Adam Duvall Note
Adam Duvall photo 362. Adam Duvall CF,LF,RF
Cristian Pache Note
Cristian Pache photo 364. Cristian Pache CF
Tyler Matzek Note
Tyler Matzek photo 458. Tyler Matzek RP
A.J. Minter Note
A.J. Minter photo 486. A.J. Minter RP
Darren O'Day Note
Darren O'Day photo 499. Darren O'Day RP
Orlando Arcia Note
Orlando Arcia photo 569. Orlando Arcia LF
Kyle Wright Note
Kyle Wright photo 594. Kyle Wright SP
Manny Pina Note
Manny Pina photo 634. Manny Pina C
William Contreras Note
William Contreras photo 654. William Contreras C
Jacob Webb Note
Jacob Webb photo 703. Jacob Webb RP
Luke Jackson Note
Luke Jackson photo 723. Luke Jackson RP
Sean Newcomb Note
Sean Newcomb photo 744. Sean Newcomb RP
Huascar Ynoa Note
Huascar Ynoa photo 777. Huascar Ynoa SP
Touki Toussaint Note
Touki Toussaint photo 882. Touki Toussaint SP
Tucker Davidson Note
Tucker Davidson photo 938. Tucker Davidson SP
Drew Waters Note
Drew Waters photo 1025. Drew Waters LF
Kevan Smith Note
Kevan Smith photo 1053. Kevan Smith C
Jay Jackson Note
Jay Jackson photo 1072. Jay Jackson RP
Phillip Ervin Note
Phillip Ervin photo 1104. Phillip Ervin RF
Travis Demeritte Note
Travis Demeritte photo 1111. Travis Demeritte RF
Chadwick Tromp Note

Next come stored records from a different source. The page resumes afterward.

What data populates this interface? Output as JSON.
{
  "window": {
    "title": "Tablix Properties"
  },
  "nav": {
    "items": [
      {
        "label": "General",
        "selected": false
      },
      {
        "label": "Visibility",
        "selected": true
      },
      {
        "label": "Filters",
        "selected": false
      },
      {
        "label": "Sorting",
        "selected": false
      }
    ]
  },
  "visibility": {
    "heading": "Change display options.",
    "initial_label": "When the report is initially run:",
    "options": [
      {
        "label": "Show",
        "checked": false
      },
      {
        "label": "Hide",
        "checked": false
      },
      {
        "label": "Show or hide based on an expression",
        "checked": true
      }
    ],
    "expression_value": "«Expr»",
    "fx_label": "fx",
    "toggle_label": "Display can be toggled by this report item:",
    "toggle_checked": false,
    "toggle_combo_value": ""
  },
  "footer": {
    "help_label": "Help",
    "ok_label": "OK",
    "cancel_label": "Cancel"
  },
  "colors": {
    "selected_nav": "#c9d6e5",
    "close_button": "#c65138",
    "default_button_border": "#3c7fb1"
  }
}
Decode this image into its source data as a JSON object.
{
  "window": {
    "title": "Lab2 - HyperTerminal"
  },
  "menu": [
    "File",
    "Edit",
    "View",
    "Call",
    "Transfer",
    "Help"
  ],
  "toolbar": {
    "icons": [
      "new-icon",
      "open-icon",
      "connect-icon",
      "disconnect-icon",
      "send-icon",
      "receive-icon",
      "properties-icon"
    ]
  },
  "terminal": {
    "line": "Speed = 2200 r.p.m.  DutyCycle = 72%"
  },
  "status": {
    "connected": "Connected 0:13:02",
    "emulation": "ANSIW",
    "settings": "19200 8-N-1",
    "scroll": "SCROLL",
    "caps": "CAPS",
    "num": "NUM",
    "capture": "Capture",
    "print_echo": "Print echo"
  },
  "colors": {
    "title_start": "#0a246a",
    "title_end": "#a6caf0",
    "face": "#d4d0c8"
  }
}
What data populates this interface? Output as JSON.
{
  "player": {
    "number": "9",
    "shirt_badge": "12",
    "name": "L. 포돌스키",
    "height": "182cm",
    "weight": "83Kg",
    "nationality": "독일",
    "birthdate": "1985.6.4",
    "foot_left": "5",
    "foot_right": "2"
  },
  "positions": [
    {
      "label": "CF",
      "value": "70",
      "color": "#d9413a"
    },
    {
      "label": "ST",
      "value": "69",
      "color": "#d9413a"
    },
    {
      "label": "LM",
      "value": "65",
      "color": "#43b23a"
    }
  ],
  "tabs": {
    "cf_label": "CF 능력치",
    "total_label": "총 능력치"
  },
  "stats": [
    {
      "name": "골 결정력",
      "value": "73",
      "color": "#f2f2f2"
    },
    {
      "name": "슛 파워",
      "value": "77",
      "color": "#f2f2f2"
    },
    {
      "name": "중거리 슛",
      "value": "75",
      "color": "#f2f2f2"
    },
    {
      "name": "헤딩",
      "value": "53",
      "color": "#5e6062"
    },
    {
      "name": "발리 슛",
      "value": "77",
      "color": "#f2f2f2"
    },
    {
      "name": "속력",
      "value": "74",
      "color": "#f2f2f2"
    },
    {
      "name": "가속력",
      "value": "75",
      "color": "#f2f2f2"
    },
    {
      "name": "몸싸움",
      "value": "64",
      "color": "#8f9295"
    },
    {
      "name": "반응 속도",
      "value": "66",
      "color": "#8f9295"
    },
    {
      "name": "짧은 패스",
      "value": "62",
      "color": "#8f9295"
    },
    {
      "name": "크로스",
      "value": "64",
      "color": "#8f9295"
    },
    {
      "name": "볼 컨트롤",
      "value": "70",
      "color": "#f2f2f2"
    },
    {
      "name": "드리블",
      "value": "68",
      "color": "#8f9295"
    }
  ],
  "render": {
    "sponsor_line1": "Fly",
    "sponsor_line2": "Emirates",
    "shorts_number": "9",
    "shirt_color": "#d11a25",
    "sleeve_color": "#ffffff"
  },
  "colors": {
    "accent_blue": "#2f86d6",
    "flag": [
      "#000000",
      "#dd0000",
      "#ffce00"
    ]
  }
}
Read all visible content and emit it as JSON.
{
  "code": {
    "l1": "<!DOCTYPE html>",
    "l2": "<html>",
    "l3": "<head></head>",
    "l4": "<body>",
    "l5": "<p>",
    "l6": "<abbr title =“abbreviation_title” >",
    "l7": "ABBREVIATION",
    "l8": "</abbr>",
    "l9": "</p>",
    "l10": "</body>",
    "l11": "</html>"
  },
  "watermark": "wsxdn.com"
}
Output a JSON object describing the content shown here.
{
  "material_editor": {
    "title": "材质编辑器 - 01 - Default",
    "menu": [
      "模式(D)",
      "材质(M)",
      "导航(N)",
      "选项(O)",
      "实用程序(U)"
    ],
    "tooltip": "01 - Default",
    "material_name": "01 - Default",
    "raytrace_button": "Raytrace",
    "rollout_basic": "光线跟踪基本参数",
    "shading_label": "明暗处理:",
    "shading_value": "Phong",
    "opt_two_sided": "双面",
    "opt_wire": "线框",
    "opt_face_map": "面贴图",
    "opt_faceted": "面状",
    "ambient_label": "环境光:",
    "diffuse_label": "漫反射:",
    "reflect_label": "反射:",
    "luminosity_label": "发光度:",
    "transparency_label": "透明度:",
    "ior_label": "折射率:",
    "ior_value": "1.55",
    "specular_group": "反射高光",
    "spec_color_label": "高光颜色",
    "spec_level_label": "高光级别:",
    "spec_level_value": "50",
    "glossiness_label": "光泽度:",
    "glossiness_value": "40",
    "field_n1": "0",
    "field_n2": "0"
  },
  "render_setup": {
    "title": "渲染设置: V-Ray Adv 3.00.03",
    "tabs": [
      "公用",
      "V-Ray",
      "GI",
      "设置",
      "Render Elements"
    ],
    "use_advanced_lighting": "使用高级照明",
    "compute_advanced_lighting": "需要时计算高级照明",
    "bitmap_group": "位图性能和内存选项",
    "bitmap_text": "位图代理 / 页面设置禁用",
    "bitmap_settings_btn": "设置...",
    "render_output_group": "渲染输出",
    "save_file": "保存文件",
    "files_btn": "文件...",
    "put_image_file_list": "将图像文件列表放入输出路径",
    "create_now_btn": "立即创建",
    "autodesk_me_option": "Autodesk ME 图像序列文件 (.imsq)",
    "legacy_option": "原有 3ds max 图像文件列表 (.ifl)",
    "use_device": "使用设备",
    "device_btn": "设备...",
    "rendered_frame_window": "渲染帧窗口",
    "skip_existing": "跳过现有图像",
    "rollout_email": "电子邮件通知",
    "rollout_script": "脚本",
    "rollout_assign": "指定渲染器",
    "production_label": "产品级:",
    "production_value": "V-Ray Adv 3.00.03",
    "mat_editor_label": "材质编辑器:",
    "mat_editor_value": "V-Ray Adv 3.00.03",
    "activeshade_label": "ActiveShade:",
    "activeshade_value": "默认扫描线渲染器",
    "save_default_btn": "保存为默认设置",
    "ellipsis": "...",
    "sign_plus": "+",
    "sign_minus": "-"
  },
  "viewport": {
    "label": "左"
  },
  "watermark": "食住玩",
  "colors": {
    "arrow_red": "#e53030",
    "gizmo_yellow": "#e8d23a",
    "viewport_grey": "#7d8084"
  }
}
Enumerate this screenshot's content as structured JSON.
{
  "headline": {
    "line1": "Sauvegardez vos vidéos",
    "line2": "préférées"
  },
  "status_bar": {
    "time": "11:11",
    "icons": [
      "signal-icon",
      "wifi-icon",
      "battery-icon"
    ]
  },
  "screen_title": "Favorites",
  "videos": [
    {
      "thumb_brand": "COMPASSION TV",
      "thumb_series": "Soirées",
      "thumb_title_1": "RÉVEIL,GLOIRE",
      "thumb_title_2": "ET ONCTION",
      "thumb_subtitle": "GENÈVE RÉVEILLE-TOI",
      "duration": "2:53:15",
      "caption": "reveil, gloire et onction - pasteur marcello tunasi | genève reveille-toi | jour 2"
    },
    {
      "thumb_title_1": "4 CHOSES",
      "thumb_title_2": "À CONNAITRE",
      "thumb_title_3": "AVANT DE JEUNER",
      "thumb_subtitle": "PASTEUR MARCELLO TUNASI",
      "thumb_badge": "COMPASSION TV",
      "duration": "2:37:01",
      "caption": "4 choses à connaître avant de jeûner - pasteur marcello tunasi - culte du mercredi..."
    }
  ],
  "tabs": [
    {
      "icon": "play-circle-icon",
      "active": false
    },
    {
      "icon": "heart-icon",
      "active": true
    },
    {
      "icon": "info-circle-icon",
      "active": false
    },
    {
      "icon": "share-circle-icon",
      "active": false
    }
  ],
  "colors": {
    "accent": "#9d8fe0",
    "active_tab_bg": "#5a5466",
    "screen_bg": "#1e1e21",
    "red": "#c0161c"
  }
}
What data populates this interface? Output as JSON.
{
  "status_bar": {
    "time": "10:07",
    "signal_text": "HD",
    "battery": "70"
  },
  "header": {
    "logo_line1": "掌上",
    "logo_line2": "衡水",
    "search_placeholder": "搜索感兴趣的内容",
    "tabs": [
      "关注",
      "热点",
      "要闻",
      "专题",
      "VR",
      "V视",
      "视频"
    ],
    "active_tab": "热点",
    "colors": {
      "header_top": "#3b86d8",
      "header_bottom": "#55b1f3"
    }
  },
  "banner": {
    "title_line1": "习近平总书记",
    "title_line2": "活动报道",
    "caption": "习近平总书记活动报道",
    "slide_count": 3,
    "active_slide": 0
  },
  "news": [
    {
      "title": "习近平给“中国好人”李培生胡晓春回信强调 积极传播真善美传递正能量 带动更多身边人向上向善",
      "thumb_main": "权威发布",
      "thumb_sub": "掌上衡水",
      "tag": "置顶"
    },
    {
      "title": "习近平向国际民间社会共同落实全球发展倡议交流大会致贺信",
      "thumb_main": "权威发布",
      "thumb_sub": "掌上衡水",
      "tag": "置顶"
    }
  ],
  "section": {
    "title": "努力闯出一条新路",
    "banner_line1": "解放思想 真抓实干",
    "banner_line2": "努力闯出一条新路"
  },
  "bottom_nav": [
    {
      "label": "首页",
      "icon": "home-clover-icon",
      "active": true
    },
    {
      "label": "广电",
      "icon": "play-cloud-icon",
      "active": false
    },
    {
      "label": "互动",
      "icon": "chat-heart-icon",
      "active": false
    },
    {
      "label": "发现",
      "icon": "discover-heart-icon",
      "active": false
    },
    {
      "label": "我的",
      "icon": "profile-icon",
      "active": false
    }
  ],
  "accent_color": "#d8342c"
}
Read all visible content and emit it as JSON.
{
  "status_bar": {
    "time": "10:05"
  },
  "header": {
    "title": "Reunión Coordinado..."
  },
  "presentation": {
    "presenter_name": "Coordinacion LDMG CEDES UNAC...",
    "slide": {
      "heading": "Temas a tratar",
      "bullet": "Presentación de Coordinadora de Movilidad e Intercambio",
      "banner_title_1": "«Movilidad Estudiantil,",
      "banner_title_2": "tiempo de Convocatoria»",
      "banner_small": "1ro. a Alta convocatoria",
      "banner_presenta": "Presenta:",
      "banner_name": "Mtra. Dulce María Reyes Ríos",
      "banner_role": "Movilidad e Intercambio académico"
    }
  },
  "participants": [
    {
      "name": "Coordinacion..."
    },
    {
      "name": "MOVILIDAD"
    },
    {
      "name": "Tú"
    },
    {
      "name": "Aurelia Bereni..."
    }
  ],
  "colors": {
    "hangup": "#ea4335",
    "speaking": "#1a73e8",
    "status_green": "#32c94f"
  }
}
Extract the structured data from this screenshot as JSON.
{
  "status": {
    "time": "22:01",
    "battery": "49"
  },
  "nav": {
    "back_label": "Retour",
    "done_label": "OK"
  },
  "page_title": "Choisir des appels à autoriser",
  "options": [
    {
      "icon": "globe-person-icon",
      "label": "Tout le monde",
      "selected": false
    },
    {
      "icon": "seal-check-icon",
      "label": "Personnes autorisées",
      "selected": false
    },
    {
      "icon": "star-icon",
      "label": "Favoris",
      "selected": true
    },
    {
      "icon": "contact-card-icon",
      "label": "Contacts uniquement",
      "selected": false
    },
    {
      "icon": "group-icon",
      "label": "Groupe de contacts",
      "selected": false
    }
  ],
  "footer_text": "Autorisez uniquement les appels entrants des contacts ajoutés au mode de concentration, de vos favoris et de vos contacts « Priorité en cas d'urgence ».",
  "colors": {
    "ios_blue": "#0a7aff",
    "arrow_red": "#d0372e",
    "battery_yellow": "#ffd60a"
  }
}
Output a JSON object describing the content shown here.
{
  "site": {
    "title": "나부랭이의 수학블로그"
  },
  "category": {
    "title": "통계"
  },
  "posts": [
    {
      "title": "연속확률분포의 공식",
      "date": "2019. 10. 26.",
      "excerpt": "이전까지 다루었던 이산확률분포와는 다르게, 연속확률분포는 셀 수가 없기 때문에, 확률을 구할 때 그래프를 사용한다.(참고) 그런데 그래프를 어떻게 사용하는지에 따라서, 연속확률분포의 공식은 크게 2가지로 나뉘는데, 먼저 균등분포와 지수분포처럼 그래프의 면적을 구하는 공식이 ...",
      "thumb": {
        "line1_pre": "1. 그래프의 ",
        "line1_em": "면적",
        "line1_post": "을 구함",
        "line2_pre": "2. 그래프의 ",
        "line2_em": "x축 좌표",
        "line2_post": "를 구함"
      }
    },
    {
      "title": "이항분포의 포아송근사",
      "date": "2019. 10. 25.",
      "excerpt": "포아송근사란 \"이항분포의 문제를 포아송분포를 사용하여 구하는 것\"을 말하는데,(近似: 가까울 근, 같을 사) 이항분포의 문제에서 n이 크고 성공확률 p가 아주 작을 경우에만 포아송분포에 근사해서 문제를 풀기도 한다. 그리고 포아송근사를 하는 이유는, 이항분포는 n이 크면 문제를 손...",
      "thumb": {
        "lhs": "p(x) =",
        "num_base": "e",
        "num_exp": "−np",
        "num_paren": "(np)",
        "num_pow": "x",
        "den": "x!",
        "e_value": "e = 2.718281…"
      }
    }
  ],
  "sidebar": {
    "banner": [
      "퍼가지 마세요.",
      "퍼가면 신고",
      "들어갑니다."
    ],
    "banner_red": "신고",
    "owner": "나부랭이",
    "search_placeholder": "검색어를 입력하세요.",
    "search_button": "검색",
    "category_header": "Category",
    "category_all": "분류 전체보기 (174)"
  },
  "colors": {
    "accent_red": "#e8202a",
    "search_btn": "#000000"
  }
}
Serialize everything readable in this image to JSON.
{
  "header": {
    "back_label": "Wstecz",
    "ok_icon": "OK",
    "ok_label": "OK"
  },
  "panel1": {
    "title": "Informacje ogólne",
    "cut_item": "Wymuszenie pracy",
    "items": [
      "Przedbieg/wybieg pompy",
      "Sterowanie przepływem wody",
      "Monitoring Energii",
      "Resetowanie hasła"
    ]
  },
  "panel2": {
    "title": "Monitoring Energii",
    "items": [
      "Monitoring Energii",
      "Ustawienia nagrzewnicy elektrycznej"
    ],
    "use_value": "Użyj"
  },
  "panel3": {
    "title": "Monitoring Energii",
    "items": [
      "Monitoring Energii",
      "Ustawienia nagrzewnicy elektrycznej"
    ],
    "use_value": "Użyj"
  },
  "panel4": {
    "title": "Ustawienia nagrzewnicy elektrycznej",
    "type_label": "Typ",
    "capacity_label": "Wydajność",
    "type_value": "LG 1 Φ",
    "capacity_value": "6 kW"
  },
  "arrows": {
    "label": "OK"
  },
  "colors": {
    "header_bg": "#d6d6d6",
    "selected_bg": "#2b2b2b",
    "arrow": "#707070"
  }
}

Chadwick Tromp photo 1407. Chadwick Tromp
Guillermo Heredia Note
Guillermo Heredia photo 1468. Guillermo Heredia CF,LF